Foto: Lukas Drees (ISOE)

The mobility of nomads and the associated pastoralism play a decisive role for the preservation of the grasslands in Mongolia. This way of life that has been practiced for thousands of years, is one of the most important factors for sustaining a functioning ecosystem. The spreading of seeds, for example, is ensured by the nomads’ animals. However, global change processes, such as urbanization and climate change, are not leaving the East Asian country unscathed: The number of families with herds of cattle is decreasing as the country’s economic transformation opens up new sources of income. In addition, the extraction of mineral resources like for instance gold or oil is changing the steppe. These are just two of the reasons why the German-Mongolian project team, in which ISOE is participating, is focusing on dynamics and processes of change in the landscape. The aim of this interdisciplinary project is to understand the complex interrelationships and interactions that are taking place and to find sustainable solutions so that tipping points that endanger the ecosystem are not crossed.

In the first phase of the project from 2019 to 2023, the social changes and the effects on the mobility of nomads and on the steppe ecosystem were examined in more detail and the findings were discussed in workshops together with nomads, representatives from the industry as well as from governmental and non-governmental organizations. These opportunities were also used to identify the most important problems and to present the measures that have been taken so far to protect nature and to pinpoint the main drivers of social change.

Development of policy recommendations

The second project phase that has been ongoing since 2023, is investigating in more detail the effects of both climate change and social change on the mobility of wild animals and herders in Mongolia. Among other things, the focus is on the problems that nomads in the steppe are facing due to climate change. Modeling methods are being used to investigate the nomads’ strategies for adapting to climate change. A closer look will also be taken at the mechanisms that lead to a decline in this way of life. In addition, measures are being developed that can prevent tipping points in the ecosystem which might occur as a result of these changes. 

A joint learning expedition is planned for 2025, during which the project team will hold workshops in various provinces. On these occasions, joint policy recommendations will be developed in cooperation with local representatives of the pastoralists and public authorities. Furthermore, a conference with representatives from science and politics will be held in the capital Ulaanbaatar.

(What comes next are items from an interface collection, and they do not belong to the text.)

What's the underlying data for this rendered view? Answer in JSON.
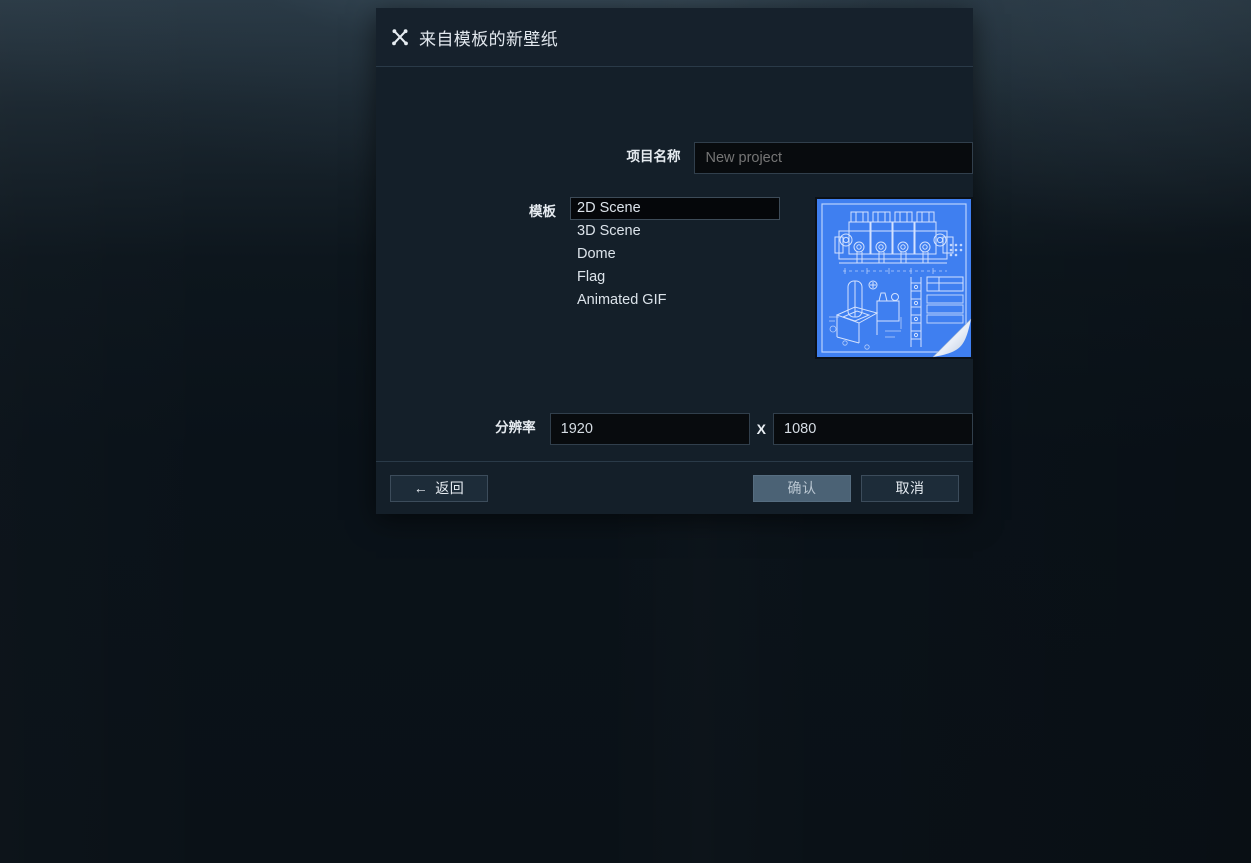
{
  "dialog": {
    "title": "来自模板的新壁纸",
    "title_icon": "tools-wand-icon",
    "fields": {
      "project_name_label": "项目名称",
      "project_name_value": "",
      "project_name_placeholder": "New project",
      "template_label": "模板",
      "resolution_label": "分辨率",
      "resolution_width": "1920",
      "resolution_separator": "X",
      "resolution_height": "1080"
    },
    "templates": [
      {
        "label": "2D Scene",
        "selected": true
      },
      {
        "label": "3D Scene",
        "selected": false
      },
      {
        "label": "Dome",
        "selected": false
      },
      {
        "label": "Flag",
        "selected": false
      },
      {
        "label": "Animated GIF",
        "selected": false
      }
    ],
    "preview": {
      "name": "blueprint-thumbnail",
      "description": "蓝图技术图纸缩略图，右下角卷角",
      "paper_color": "#3f7ff0",
      "line_color": "#cfe0ff"
    },
    "buttons": {
      "back_arrow": "←",
      "back": "返回",
      "confirm": "确认",
      "cancel": "取消"
    }
  },
  "colors": {
    "dialog_bg": "#141f29",
    "titlebar_bg": "#16212c",
    "input_bg": "#080b0e",
    "border": "#2a3a48",
    "primary_button": "#4b6275",
    "text": "#e2e8ee",
    "placeholder_text": "#7d878f"
  }
}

The Federal Ministry of Education and Research (BMBF) is funding the project as part of the funding measure “Tipping Points, Dynamics and Interactions of Social and Ecological Systems (GlobalTip)”.

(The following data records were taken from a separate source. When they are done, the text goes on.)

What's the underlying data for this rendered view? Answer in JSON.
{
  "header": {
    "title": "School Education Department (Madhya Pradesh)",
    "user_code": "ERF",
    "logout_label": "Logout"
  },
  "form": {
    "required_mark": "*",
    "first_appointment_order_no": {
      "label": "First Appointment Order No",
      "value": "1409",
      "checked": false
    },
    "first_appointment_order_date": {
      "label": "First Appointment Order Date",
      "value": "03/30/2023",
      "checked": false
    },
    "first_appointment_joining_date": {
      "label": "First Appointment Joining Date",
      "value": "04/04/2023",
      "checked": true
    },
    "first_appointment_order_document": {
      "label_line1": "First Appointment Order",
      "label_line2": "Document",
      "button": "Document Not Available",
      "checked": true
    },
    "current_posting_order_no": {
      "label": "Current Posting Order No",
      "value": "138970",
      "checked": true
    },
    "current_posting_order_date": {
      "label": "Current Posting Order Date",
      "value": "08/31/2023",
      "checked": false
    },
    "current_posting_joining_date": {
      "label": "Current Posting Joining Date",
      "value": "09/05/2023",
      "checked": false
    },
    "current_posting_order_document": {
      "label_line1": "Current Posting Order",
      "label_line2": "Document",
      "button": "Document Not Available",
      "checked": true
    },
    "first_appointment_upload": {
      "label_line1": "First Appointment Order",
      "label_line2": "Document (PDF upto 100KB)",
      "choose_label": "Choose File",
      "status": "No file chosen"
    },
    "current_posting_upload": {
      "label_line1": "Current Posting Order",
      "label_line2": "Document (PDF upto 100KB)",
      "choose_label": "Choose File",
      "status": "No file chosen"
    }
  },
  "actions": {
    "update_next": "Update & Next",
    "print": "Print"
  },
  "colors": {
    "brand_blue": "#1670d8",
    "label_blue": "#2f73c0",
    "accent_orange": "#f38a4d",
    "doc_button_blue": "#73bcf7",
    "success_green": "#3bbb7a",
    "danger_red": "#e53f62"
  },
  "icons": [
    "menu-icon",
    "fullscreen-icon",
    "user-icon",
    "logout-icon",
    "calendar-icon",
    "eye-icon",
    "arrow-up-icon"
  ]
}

For more about the project please go to  

Scientific contact:

Dr. Marion Mehring 
Tel. +49 69 707 6919-39  

Press contact:

Melanie Neugart
Tel. +49 69 707 6919-51